To be sure, last quarter, Expedia Inc performed below expectations because it was much slower to adjust to TripAdvisor's new auction system for its new hotel metasearch tool. But that may turn out to be a blip on an overall trendline that continues to trend upward.
Expedia brands continue to gain on market share from their smaller rivals, except for Hotwire, which the company acknowledges has made some missteps.
Google as a wildcard
All things being equal, current trends will continue to hurt the weak, namely, smaller OTAs and independent hotel operators. But there are a few unknowns that could re-set the playing field.
Top among them is if Google took its Hotel Finder metasearch tool seriously. It alone has the money, traffic, and platform to quickly re-set the metasearch game.
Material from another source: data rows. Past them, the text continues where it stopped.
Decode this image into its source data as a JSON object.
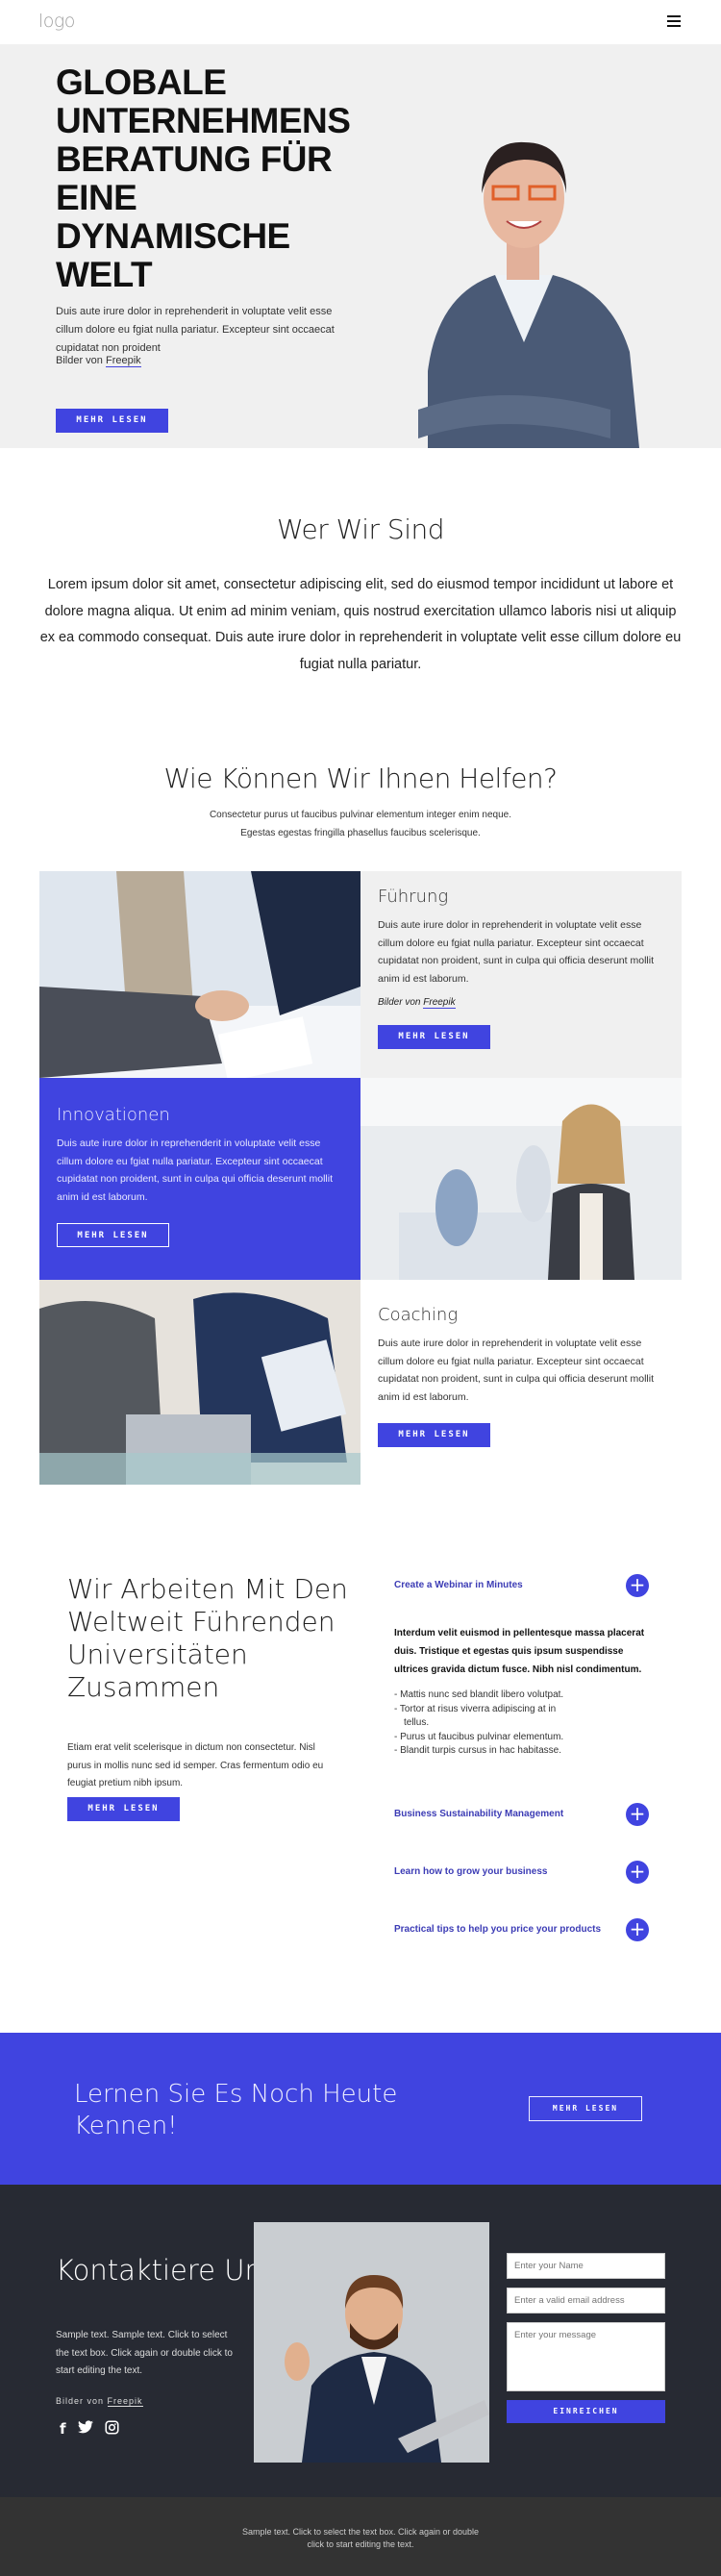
{
  "header": {
    "logo": "logo",
    "menu_icon": "hamburger-icon"
  },
  "hero": {
    "title": "GLOBALE UNTERNEHMENS BERATUNG FÜR EINE DYNAMISCHE WELT",
    "text": "Duis aute irure dolor in reprehenderit in voluptate velit esse cillum dolore eu fgiat nulla pariatur. Excepteur sint occaecat cupidatat non proident",
    "credit_prefix": "Bilder von",
    "credit_link": "Freepik",
    "button": "MEHR LESEN"
  },
  "who": {
    "title": "Wer Wir Sind",
    "text": "Lorem ipsum dolor sit amet, consectetur adipiscing elit, sed do eiusmod tempor incididunt ut labore et dolore magna aliqua. Ut enim ad minim veniam, quis nostrud exercitation ullamco laboris nisi ut aliquip ex ea commodo consequat. Duis aute irure dolor in reprehenderit in voluptate velit esse cillum dolore eu fugiat nulla pariatur."
  },
  "help": {
    "title": "Wie Können Wir Ihnen Helfen?",
    "line1": "Consectetur purus ut faucibus pulvinar elementum integer enim neque.",
    "line2": "Egestas egestas fringilla phasellus faucibus scelerisque."
  },
  "services": [
    {
      "title": "Führung",
      "text": "Duis aute irure dolor in reprehenderit in voluptate velit esse cillum dolore eu fgiat nulla pariatur. Excepteur sint occaecat cupidatat non proident, sunt in culpa qui officia deserunt mollit anim id est laborum.",
      "credit_prefix": "Bilder von",
      "credit_link": "Freepik",
      "button": "MEHR LESEN"
    },
    {
      "title": "Innovationen",
      "text": "Duis aute irure dolor in reprehenderit in voluptate velit esse cillum dolore eu fgiat nulla pariatur. Excepteur sint occaecat cupidatat non proident, sunt in culpa qui officia deserunt mollit anim id est laborum.",
      "button": "MEHR LESEN"
    },
    {
      "title": "Coaching",
      "text": "Duis aute irure dolor in reprehenderit in voluptate velit esse cillum dolore eu fgiat nulla pariatur. Excepteur sint occaecat cupidatat non proident, sunt in culpa qui officia deserunt mollit anim id est laborum.",
      "button": "MEHR LESEN"
    }
  ],
  "universities": {
    "title": "Wir Arbeiten Mit Den Weltweit Führenden Universitäten Zusammen",
    "text": "Etiam erat velit scelerisque in dictum non consectetur. Nisl purus in mollis nunc sed id semper. Cras fermentum odio eu feugiat pretium nibh ipsum.",
    "button": "MEHR LESEN",
    "accordion": [
      {
        "title": "Create a Webinar in Minutes",
        "expanded": true,
        "lead": "Interdum velit euismod in pellentesque massa placerat duis. Tristique et egestas quis ipsum suspendisse ultrices gravida dictum fusce. Nibh nisl condimentum.",
        "bullets": [
          "- Mattis nunc sed blandit libero volutpat.",
          "- Tortor at risus viverra adipiscing at in tellus.",
          "- Purus ut faucibus pulvinar elementum.",
          "- Blandit turpis cursus in hac habitasse."
        ]
      },
      {
        "title": "Business Sustainability Management",
        "expanded": false
      },
      {
        "title": "Learn how to grow your business",
        "expanded": false
      },
      {
        "title": "Practical tips to help you price your products",
        "expanded": false
      }
    ]
  },
  "cta": {
    "title": "Lernen Sie Es Noch Heute Kennen!",
    "button": "MEHR LESEN"
  },
  "contact": {
    "title": "Kontaktiere Uns",
    "text": "Sample text. Sample text. Click to select the text box. Click again or double click to start editing the text.",
    "credit_prefix": "Bilder von",
    "credit_link": "Freepik",
    "social": [
      "f",
      "🐦",
      "◎"
    ],
    "form": {
      "name_placeholder": "Enter your Name",
      "email_placeholder": "Enter a valid email address",
      "message_placeholder": "Enter your message",
      "submit": "EINREICHEN"
    }
  },
  "footer": {
    "text": "Sample text. Click to select the text box. Click again or double click to start editing the text."
  },
  "colors": {
    "accent": "#4044e0",
    "dark": "#272a33",
    "footer": "#333333",
    "light_bg": "#f0f0f0"
  }
}
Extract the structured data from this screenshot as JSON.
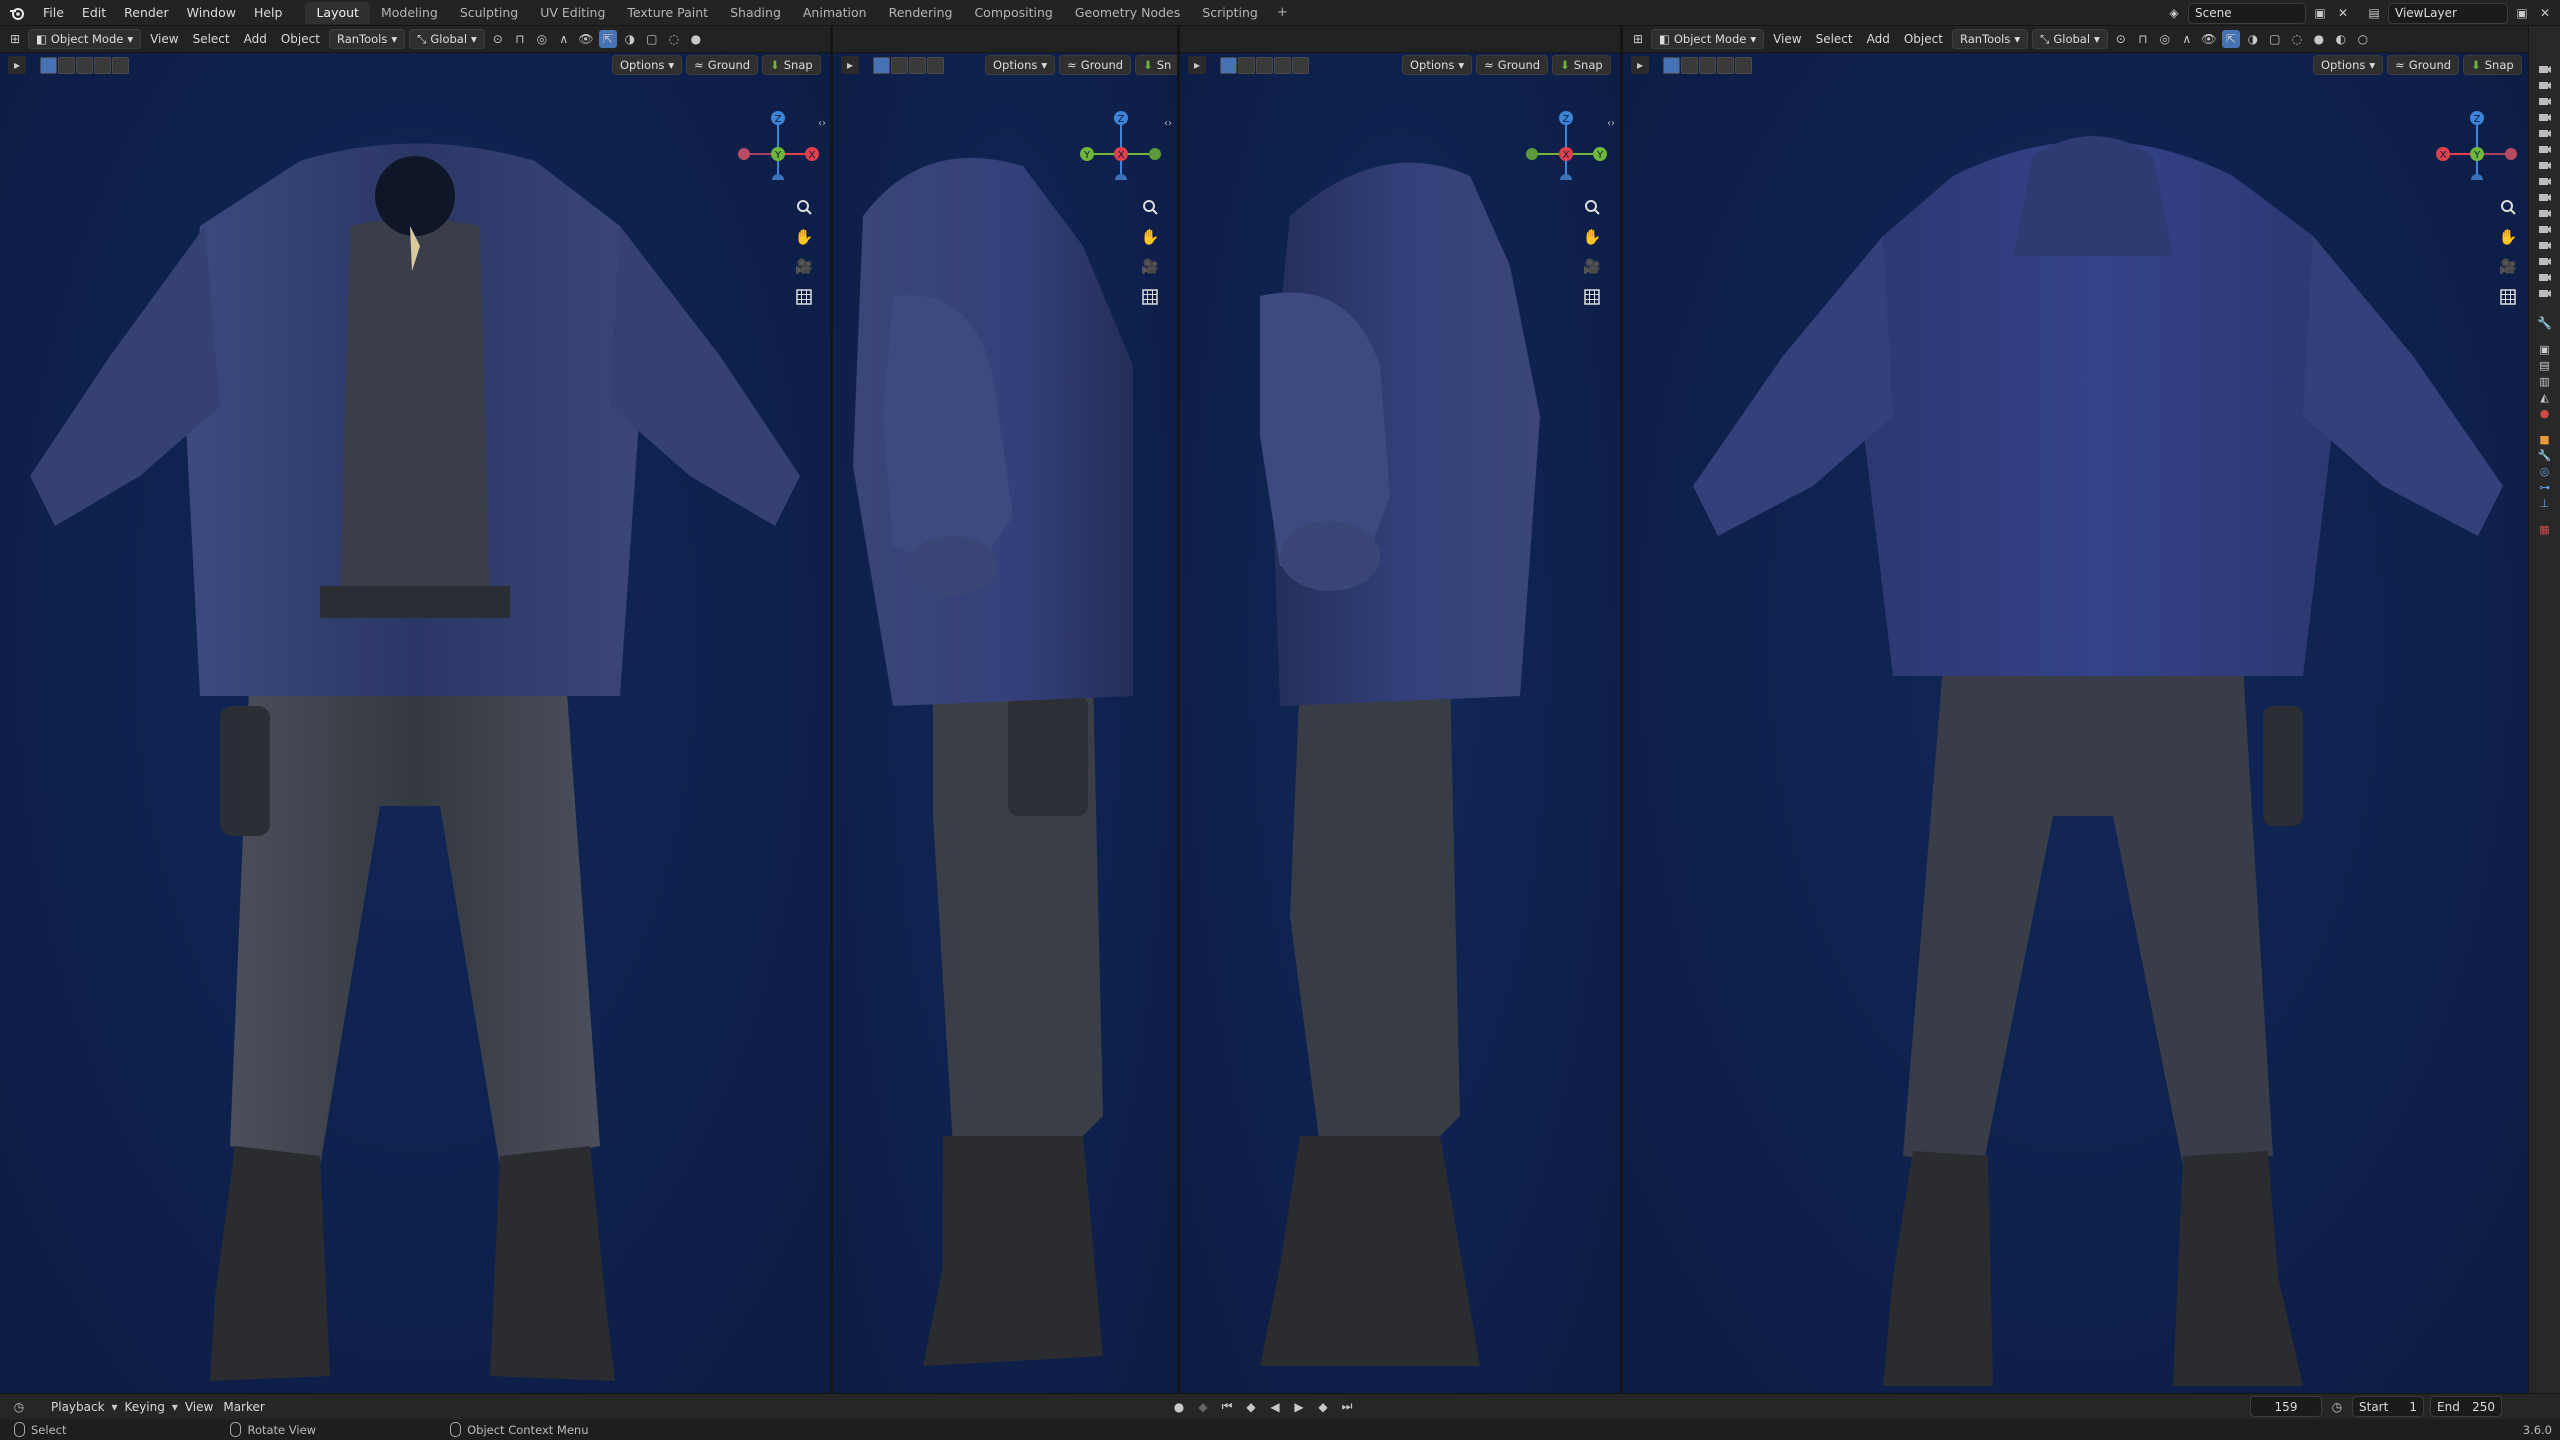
{
  "topbar": {
    "menus": [
      "File",
      "Edit",
      "Render",
      "Window",
      "Help"
    ],
    "workspaces": [
      "Layout",
      "Modeling",
      "Sculpting",
      "UV Editing",
      "Texture Paint",
      "Shading",
      "Animation",
      "Rendering",
      "Compositing",
      "Geometry Nodes",
      "Scripting"
    ],
    "active_workspace": "Layout",
    "scene": "Scene",
    "view_layer": "ViewLayer"
  },
  "viewport_header": {
    "mode": "Object Mode",
    "menus": [
      "View",
      "Select",
      "Add",
      "Object",
      "RanTools"
    ],
    "transform_orientation": "Global"
  },
  "viewport_sub": {
    "options": "Options",
    "ground": "Ground",
    "snap": "Snap",
    "snap_short": "Sn"
  },
  "viewports": [
    {
      "view": "front",
      "gizmo_axes": [
        "Z",
        "Y",
        "X"
      ]
    },
    {
      "view": "right",
      "gizmo_axes": [
        "Z",
        "Y",
        "X"
      ]
    },
    {
      "view": "left",
      "gizmo_axes": [
        "Z",
        "X",
        "Y"
      ]
    },
    {
      "view": "back",
      "gizmo_axes": [
        "Z",
        "X",
        "Y"
      ]
    }
  ],
  "timeline": {
    "menus": [
      "Playback",
      "Keying",
      "View",
      "Marker"
    ],
    "current_frame": "159",
    "start_label": "Start",
    "start": "1",
    "end_label": "End",
    "end": "250"
  },
  "statusbar": {
    "items": [
      "Select",
      "Rotate View",
      "Object Context Menu"
    ],
    "version": "3.6.0"
  },
  "colors": {
    "viewport_bg": "#0f2350",
    "jacket": "#2a3766",
    "pants": "#3a3f4a",
    "boots": "#2a2c30",
    "axis_x": "#e0404e",
    "axis_y": "#6fb63c",
    "axis_z": "#3d85d8"
  }
}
It could differentiate its product by positioning itself as a "neutral" player -- insisting that a direct link to the hotel itself, where available, appear as a non-paid link in the first three positions of search results.
Google could also add inventory from peer-to-peer and vacation home rentals, which are facilitated by listings companies like Airbnb and HomeAway, may affect things in unpredictable ways.
(As a side note, Kayak and HomeAway have had similar discussions about inventory.)
Yet barring some surprise like the one just glossed, metasearch has set a course toward supporting a dynamic that drives ever increasing market share to brands owned by Expedia Inc and Priceline Inc, a.k.a. Big Travel. Until a new player leapfrogs ahead with something like semantic search, the trend seems set to continue for some time.
In recent months, the US websites of TripAdvisor, Expedia, and Priceline had the most number of unique visitors of any travel sites, according to comScore, a Web analytics firm. But they shouldn't assume metasearch along with business as usual in their direct channels will keep them in the pole position.
If they want to stay relevant, OTAs need to shift away from their current business practices for various reasons, as eloquently stated by Konwiser. But metasearch itself isn't necessarily harmful in the short term for the largest brands.
The OTAs are dead. Long live the OTAs.
Expedia and Booking.com pledge to allow rival discounting as hotel rate parity probe widens
NB: Illustration of various metasearch sites courtesy of Olery.